Room set up in a circle for discussion.
A problem prepared for the group to thresh. Here are some examples:
A group of members and attenders have asked the Meeting to hang a sign outside the meetinghouse that says, "We oppose anti-Muslim bigotry."
Local food pantry volunteers have asked the Meeting to host a weekly meal and meeting for the people who make use of the food pantry.
A group of members and attenders have asked that the meeting to consider the Meeting's restricted funds as a possible source of funding for reparations efforts.
This is one of the documents used in the EMES Meeting for Learning 11-13 June 2010 held at Svartbäcken, Rimbo, Sweden
Information compiled by Sue Glover Frykman
A threshing meeting or threshing session is defined as “a meeting at which a variety of different, and sometimes controversial, opinions can be openly, and sometimes forcefully, expressed, often in order to smooth the passage of business at a later meeting for worship for business.
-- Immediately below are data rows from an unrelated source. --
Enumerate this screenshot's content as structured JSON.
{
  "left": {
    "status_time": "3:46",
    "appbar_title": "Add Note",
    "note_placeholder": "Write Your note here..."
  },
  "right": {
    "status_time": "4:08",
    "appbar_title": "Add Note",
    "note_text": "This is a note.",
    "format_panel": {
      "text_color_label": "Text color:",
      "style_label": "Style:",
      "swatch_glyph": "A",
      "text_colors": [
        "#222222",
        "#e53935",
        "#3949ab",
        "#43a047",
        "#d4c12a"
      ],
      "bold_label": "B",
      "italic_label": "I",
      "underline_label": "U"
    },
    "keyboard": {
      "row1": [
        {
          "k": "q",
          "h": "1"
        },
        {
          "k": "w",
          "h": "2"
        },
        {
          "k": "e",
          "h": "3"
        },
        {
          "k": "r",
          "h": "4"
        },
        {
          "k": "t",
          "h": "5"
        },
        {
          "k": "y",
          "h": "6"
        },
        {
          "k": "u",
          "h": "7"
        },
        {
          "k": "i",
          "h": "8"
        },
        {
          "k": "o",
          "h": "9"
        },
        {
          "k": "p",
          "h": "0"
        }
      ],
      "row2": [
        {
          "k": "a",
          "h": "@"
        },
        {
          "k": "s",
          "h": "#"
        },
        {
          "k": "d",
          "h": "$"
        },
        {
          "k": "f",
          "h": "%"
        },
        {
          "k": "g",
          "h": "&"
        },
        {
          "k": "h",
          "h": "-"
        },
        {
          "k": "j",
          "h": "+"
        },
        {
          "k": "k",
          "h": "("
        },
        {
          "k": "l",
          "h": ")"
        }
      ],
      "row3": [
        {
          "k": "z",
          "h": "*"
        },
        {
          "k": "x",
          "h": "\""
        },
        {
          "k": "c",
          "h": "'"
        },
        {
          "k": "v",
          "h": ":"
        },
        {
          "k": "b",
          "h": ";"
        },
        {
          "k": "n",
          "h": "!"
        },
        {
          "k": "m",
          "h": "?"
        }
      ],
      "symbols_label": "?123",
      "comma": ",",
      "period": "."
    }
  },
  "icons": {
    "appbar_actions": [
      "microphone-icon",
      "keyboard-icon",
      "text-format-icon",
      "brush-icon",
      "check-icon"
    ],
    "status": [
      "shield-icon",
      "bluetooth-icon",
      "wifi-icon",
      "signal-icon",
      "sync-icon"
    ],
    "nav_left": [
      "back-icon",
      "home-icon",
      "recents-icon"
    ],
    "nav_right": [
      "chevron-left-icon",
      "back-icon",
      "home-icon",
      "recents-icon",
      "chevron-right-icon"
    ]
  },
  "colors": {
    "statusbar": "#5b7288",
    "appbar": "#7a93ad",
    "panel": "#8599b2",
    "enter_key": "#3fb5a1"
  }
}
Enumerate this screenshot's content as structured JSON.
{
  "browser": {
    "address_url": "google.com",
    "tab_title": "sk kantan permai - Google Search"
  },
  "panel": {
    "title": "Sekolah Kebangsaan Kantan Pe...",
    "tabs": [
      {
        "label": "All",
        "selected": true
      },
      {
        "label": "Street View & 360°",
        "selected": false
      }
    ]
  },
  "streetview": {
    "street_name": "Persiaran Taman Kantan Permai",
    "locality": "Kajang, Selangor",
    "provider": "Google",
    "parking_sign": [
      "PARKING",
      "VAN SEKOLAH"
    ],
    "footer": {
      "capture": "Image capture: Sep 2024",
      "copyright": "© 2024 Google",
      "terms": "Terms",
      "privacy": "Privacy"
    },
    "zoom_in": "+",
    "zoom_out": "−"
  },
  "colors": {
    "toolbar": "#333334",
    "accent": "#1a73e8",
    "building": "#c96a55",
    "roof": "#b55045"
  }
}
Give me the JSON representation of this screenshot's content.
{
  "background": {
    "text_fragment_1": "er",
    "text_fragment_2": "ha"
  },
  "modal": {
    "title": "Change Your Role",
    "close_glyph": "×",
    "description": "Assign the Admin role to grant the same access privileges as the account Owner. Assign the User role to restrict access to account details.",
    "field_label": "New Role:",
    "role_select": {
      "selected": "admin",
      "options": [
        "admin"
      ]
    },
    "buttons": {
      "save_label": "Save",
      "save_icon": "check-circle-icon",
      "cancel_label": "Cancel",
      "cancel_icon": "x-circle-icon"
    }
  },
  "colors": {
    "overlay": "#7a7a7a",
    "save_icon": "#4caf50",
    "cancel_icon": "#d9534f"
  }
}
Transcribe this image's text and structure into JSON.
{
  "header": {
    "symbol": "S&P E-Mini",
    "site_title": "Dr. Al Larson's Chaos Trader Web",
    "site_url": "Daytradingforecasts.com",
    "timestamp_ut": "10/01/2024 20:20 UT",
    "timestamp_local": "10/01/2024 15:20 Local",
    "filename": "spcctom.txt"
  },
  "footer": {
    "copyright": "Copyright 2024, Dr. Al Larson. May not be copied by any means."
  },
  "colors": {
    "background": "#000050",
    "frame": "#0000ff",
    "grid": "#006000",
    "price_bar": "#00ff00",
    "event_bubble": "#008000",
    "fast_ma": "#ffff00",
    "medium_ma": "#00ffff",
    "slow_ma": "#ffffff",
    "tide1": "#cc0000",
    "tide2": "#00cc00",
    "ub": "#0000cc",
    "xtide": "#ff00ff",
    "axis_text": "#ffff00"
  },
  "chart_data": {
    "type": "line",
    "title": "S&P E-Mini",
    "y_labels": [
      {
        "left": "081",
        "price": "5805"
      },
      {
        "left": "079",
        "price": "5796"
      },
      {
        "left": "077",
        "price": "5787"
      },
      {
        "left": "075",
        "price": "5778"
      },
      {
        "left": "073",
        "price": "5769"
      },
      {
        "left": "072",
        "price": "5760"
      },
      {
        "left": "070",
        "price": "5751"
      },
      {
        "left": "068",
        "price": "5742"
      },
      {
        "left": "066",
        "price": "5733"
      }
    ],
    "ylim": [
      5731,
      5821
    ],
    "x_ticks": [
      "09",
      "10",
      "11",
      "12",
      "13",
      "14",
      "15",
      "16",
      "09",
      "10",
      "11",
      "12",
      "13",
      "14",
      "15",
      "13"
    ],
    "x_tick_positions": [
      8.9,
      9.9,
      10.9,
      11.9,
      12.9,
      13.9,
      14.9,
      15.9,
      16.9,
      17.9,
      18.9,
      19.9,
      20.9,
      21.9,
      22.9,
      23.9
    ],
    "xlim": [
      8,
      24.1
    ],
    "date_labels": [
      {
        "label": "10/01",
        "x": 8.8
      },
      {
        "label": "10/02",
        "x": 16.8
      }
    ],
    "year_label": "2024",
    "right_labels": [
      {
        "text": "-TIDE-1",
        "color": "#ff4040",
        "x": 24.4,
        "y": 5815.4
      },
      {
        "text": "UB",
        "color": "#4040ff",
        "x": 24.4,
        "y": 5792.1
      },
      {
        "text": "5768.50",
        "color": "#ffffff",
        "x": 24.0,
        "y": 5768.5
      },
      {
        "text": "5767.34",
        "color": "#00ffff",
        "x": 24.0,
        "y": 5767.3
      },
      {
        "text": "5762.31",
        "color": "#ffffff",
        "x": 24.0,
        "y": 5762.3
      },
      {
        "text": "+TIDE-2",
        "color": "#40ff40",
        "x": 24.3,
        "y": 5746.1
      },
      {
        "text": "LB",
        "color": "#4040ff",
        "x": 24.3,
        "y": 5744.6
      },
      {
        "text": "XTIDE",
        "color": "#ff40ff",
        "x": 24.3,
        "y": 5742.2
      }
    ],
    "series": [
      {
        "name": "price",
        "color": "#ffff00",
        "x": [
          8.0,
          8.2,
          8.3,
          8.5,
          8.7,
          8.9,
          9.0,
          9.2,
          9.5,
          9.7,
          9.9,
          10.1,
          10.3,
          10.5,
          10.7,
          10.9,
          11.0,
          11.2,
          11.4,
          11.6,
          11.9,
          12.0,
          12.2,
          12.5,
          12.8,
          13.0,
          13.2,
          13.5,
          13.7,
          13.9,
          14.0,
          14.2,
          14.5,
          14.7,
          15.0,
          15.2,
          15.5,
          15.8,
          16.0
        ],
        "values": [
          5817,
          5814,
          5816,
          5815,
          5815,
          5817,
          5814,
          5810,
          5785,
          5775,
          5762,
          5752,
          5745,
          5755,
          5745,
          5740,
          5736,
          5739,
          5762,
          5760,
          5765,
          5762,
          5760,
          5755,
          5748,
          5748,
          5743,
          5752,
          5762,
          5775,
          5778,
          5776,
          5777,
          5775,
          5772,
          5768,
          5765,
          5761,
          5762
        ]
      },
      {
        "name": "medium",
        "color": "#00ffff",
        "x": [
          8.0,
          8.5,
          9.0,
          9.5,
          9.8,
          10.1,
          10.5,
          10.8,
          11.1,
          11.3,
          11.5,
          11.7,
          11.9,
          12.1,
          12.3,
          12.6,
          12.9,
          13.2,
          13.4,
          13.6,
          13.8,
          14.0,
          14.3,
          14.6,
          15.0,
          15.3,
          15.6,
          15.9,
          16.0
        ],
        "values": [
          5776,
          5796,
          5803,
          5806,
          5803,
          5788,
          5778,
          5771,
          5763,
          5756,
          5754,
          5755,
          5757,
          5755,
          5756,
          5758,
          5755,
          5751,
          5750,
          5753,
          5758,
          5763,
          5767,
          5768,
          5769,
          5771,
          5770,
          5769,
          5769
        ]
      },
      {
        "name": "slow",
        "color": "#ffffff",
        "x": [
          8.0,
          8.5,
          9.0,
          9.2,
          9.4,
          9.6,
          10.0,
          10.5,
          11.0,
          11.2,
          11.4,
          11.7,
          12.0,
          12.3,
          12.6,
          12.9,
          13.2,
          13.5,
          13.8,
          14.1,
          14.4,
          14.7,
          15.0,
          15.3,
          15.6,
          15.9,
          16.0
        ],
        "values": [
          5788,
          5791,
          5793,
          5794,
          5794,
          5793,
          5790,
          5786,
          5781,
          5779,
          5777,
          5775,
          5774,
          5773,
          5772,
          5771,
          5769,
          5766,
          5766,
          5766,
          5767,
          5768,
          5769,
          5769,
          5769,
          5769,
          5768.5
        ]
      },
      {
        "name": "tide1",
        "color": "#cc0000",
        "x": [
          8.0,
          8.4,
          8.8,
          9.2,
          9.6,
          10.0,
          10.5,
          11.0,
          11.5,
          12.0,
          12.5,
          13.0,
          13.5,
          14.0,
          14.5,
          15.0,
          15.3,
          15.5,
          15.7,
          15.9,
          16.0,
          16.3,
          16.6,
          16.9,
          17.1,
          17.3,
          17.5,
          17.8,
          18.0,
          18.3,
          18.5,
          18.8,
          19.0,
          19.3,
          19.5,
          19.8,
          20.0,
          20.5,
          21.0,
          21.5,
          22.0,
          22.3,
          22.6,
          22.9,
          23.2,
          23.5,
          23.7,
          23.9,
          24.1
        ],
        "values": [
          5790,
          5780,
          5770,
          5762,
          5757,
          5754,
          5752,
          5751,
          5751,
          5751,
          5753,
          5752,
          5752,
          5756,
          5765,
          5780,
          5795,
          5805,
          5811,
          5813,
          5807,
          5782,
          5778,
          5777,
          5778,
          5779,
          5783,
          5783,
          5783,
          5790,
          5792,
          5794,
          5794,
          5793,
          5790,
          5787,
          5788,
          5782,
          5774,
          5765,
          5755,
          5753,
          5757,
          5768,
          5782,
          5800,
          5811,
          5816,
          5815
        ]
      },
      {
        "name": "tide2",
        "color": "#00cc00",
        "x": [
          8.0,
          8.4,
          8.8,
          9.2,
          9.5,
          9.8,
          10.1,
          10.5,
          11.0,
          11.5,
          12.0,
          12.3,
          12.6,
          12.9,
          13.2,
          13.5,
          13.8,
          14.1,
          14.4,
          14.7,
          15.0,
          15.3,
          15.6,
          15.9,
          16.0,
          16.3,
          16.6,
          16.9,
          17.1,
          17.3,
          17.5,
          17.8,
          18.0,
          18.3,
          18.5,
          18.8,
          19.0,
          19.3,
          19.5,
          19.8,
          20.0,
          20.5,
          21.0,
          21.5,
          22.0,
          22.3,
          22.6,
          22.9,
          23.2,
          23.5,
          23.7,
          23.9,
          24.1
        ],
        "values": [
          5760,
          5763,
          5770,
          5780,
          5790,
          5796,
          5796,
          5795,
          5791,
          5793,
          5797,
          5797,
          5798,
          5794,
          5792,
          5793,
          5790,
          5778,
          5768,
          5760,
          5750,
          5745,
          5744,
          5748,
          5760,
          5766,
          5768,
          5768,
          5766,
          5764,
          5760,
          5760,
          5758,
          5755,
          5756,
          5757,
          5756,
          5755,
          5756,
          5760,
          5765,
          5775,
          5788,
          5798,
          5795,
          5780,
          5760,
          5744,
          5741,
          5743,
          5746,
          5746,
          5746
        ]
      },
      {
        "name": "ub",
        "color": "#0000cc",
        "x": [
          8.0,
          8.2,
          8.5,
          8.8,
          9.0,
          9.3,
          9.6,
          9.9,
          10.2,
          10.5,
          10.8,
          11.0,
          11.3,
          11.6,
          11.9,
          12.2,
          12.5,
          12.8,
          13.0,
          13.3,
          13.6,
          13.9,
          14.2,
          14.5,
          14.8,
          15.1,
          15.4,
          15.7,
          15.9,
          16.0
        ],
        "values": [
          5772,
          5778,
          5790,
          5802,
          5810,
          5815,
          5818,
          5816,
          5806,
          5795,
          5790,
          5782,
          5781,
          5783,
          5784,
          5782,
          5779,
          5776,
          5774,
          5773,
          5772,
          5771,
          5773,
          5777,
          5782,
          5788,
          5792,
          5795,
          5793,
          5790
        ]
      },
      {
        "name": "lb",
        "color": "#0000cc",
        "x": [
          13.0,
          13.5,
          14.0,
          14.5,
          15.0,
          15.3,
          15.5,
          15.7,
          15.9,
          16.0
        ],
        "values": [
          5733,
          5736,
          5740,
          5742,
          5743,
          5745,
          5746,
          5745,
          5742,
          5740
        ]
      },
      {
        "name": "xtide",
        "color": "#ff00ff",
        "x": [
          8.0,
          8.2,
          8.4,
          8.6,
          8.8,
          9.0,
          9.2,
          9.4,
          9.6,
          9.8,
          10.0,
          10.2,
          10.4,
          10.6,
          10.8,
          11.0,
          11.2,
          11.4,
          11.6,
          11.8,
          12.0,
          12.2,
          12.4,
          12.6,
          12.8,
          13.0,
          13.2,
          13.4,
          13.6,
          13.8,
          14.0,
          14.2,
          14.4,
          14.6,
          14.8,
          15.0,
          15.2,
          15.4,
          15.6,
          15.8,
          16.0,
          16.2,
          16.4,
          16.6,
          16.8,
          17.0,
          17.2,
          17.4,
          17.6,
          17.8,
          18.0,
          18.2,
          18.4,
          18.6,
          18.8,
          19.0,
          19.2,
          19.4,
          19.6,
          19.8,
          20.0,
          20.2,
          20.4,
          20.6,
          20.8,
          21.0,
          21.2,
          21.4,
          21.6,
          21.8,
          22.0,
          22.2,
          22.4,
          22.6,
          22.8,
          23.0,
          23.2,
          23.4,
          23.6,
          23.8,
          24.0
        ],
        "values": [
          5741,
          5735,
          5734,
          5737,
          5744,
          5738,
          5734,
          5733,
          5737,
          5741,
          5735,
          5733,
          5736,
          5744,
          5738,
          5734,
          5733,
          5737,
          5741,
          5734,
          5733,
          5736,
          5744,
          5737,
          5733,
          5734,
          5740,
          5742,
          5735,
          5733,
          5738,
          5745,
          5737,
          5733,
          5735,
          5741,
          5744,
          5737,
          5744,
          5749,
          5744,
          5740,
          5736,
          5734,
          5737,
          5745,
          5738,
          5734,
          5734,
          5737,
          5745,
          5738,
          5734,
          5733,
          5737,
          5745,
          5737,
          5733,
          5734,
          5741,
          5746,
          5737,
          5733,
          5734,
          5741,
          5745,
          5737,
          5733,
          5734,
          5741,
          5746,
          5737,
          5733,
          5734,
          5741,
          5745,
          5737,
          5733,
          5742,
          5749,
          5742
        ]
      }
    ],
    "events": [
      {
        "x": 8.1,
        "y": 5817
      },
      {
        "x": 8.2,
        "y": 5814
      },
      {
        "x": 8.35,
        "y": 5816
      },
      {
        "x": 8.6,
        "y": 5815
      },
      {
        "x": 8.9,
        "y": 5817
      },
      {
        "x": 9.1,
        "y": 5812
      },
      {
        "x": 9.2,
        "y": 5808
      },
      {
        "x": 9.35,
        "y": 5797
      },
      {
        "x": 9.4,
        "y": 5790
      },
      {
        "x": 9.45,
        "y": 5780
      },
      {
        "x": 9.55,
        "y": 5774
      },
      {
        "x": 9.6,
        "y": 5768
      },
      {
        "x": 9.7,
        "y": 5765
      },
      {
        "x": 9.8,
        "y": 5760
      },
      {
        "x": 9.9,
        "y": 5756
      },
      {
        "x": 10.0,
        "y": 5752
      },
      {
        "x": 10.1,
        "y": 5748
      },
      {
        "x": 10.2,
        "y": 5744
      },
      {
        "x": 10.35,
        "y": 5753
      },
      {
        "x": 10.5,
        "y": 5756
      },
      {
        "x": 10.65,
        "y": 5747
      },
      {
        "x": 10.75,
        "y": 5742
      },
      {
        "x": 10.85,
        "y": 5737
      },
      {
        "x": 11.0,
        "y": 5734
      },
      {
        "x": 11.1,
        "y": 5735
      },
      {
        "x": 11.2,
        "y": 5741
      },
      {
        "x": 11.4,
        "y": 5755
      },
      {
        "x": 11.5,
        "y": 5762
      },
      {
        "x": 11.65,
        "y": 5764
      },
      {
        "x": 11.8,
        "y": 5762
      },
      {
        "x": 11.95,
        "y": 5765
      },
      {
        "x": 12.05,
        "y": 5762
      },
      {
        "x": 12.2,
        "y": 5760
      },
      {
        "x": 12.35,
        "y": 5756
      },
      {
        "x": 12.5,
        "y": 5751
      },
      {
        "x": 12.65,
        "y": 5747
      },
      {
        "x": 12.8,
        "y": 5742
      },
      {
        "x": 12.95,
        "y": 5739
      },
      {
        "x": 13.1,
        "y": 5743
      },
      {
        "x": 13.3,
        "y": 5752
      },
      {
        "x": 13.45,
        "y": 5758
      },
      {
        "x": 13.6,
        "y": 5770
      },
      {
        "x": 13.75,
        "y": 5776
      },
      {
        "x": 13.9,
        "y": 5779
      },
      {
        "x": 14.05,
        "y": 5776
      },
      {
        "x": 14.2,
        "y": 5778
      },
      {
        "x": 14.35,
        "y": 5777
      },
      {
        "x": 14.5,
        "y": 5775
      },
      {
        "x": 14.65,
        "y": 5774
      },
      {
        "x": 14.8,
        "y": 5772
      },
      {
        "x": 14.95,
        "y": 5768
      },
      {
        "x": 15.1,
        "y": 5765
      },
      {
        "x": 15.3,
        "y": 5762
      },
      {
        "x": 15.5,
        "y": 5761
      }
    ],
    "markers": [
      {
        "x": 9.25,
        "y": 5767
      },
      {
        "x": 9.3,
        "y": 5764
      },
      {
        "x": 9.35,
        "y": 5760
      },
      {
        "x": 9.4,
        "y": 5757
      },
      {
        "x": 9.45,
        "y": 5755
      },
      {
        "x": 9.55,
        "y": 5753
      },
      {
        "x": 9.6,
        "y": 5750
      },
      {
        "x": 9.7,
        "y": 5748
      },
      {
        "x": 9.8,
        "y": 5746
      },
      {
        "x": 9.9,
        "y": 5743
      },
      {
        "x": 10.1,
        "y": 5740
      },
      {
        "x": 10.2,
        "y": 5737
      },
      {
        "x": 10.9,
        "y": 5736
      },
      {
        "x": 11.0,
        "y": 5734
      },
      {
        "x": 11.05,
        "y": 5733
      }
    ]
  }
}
Originally the term was used to describe large and noisy meetings for convincement of `the world's people' in order to `thresh' them away from the world” (see Britain Yearly Meeting’s Quaker Faith &Practice, §12.26).
A threshing meeting can be arranged in order to share factual information, air one’s views about a controversial subject, express our preferences, or ask questions. Subjects that have been discussed at threshing meetings or sessions include whether to purchase or lease a Meeting House, the attendance of children at Meeting for Worship, whether or not to form smaller neighbourhood meetings when one meeting has become so large that people no longer know each other, which organisations the Meeting should donate to etc.
No decisions are made at threshing meetings. The aim is simply to move towards clarity and a greater understanding of an issue and to separate the ‘grain of truth from the chaff’. Such meetings can also provide an outlet for people to ‘let off steam’ about a subject before taking the matter to a meeting for worship for business. There is no restriction as to how many people can attend a threshing meeting/session.
A threshing meeting or session is usually moderated or facilitated by an experienced Friend, who is asked in advance to take on this role. The facilitator/moderator is responsible for making sure that everyone present has a chance to speak and air their views. Care should be taken to ensure that Friends of differing opinions can and do attend the threshing meeting or session. Friends with specific knowledge about the subject under discussion should be asked to present factual or complex material and be available to answer questions. Someone should also be asked to take notes at the meeting for future reference.